== Provided information

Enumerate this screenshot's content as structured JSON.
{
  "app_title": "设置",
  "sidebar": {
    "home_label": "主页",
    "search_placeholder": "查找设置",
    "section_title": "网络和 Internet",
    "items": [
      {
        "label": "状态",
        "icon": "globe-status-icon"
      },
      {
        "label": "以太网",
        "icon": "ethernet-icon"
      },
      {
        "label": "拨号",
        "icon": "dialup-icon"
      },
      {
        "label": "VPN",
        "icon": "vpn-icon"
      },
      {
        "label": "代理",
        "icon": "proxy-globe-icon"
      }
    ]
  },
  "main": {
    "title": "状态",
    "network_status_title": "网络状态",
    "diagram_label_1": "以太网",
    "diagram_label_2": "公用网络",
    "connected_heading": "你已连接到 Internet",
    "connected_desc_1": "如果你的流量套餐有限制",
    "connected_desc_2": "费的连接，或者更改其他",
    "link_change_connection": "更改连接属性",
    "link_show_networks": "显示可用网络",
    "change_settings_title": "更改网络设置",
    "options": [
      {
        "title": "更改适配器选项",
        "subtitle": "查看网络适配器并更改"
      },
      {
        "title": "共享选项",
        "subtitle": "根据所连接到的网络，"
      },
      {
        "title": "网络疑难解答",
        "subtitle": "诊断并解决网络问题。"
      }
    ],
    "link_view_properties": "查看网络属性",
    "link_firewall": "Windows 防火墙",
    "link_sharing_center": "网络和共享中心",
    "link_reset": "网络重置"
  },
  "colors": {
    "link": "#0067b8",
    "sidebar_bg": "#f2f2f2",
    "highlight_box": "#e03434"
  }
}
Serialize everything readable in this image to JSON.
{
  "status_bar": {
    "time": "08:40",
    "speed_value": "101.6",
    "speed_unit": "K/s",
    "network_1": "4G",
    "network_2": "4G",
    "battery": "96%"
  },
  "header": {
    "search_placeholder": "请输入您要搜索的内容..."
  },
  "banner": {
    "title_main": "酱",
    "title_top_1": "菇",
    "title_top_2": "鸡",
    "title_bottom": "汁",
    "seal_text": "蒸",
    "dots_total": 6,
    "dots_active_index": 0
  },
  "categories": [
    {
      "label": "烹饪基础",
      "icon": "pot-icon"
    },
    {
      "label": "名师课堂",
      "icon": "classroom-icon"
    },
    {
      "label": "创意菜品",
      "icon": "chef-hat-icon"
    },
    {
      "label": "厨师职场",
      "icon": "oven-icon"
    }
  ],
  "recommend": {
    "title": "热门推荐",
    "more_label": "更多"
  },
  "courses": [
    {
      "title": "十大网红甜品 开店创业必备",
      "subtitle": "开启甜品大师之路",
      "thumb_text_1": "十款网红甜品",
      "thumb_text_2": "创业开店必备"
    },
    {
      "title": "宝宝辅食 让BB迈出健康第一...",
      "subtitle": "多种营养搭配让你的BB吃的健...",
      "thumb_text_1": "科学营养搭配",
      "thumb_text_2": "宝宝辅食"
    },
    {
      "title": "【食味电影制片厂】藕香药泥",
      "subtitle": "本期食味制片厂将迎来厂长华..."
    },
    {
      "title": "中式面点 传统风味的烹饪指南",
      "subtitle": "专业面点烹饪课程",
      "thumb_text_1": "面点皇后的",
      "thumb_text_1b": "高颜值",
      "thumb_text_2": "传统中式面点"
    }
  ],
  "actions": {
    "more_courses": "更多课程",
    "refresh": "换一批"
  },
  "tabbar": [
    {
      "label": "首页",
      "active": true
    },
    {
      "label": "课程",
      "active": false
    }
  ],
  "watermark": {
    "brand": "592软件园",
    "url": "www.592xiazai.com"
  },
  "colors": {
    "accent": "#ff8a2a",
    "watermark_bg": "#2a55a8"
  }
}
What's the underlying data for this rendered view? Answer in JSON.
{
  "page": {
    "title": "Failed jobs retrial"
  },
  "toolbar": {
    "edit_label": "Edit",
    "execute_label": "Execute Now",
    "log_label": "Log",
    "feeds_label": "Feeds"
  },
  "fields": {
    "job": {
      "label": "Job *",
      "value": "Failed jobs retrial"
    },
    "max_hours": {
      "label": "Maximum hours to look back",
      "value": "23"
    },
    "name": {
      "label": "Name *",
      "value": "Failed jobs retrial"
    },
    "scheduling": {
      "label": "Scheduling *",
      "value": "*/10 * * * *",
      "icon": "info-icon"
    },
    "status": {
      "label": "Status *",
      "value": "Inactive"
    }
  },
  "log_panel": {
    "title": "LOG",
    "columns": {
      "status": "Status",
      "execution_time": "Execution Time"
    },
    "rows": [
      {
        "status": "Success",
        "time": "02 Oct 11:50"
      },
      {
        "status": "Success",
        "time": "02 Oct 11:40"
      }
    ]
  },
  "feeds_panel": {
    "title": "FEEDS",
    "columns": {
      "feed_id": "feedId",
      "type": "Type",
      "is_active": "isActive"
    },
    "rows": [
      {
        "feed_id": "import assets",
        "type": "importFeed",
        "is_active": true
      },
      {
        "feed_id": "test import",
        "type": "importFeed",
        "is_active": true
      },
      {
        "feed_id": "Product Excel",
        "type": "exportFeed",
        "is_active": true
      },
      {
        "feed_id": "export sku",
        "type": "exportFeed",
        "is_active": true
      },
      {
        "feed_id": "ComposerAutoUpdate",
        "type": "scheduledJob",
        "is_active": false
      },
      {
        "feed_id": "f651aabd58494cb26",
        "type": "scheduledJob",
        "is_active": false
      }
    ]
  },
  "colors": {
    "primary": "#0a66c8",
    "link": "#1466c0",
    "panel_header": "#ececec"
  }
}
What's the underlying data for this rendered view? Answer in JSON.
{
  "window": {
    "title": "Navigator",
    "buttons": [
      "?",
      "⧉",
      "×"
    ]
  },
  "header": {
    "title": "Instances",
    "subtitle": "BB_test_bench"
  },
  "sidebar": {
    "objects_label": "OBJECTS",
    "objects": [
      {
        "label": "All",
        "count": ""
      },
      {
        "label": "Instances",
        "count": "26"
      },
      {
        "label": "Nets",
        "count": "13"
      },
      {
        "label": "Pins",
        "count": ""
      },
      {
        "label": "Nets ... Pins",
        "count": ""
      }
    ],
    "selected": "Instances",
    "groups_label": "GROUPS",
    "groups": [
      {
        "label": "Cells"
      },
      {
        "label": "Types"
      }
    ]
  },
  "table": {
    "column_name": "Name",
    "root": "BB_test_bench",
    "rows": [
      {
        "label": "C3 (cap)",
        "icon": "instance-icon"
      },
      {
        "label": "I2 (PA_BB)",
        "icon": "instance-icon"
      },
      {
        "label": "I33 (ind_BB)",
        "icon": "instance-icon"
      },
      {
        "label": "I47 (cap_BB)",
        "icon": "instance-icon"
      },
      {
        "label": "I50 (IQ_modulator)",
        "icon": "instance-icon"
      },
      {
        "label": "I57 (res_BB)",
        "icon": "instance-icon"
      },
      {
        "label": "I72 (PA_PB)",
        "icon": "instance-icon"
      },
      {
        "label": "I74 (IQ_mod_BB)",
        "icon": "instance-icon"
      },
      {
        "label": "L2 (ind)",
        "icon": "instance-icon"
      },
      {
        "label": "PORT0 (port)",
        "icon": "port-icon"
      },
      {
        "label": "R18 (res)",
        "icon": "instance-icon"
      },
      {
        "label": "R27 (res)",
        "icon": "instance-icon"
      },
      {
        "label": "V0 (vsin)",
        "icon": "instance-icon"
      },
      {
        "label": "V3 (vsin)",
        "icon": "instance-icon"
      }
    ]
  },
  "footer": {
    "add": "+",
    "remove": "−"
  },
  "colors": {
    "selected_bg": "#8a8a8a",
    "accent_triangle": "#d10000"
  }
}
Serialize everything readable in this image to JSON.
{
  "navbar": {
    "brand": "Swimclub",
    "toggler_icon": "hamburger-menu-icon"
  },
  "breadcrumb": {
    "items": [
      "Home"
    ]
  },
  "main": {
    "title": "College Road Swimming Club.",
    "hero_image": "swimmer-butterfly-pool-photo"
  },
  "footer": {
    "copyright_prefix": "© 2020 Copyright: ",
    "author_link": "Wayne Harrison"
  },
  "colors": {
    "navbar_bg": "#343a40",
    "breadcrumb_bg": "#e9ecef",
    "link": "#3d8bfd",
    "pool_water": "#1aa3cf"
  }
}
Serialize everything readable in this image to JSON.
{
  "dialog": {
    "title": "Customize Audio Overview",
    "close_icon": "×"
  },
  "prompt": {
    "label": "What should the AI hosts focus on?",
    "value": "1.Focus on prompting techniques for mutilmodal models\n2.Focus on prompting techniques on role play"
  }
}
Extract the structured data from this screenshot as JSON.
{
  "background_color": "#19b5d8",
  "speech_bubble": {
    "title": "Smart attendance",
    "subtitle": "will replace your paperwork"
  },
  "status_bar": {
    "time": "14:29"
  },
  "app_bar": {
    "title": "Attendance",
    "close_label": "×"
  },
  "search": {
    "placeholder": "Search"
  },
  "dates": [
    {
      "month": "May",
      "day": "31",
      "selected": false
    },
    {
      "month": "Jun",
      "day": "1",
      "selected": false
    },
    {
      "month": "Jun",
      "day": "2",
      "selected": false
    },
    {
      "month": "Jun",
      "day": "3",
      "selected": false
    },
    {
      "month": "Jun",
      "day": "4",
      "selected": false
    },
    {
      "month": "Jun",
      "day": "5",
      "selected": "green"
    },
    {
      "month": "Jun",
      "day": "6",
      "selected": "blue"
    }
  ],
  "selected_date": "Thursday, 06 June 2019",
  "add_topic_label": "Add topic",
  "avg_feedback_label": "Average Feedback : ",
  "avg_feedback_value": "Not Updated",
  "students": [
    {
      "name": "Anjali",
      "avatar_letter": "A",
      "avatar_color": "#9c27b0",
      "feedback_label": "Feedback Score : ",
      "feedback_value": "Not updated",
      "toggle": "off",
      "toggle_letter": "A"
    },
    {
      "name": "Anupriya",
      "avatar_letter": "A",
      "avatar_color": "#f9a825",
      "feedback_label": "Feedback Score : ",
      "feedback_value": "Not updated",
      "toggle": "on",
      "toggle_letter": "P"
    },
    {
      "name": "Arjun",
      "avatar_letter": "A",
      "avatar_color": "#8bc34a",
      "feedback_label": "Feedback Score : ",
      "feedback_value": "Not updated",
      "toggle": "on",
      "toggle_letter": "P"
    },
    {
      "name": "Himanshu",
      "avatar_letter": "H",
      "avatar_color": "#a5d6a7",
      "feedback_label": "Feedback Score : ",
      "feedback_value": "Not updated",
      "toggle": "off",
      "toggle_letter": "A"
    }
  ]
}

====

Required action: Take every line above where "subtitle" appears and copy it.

Your solution:
        "subtitle": "查看网络适配器并更改"
        "subtitle": "根据所连接到的网络，"
        "subtitle": "诊断并解决网络问题。"
      "subtitle": "开启甜品大师之路",
      "subtitle": "多种营养搭配让你的BB吃的健...",
      "subtitle": "本期食味制片厂将迎来厂长华..."
      "subtitle": "专业面点烹饪课程",
    "subtitle": "BB_test_bench"
    "subtitle": "will replace your paperwork"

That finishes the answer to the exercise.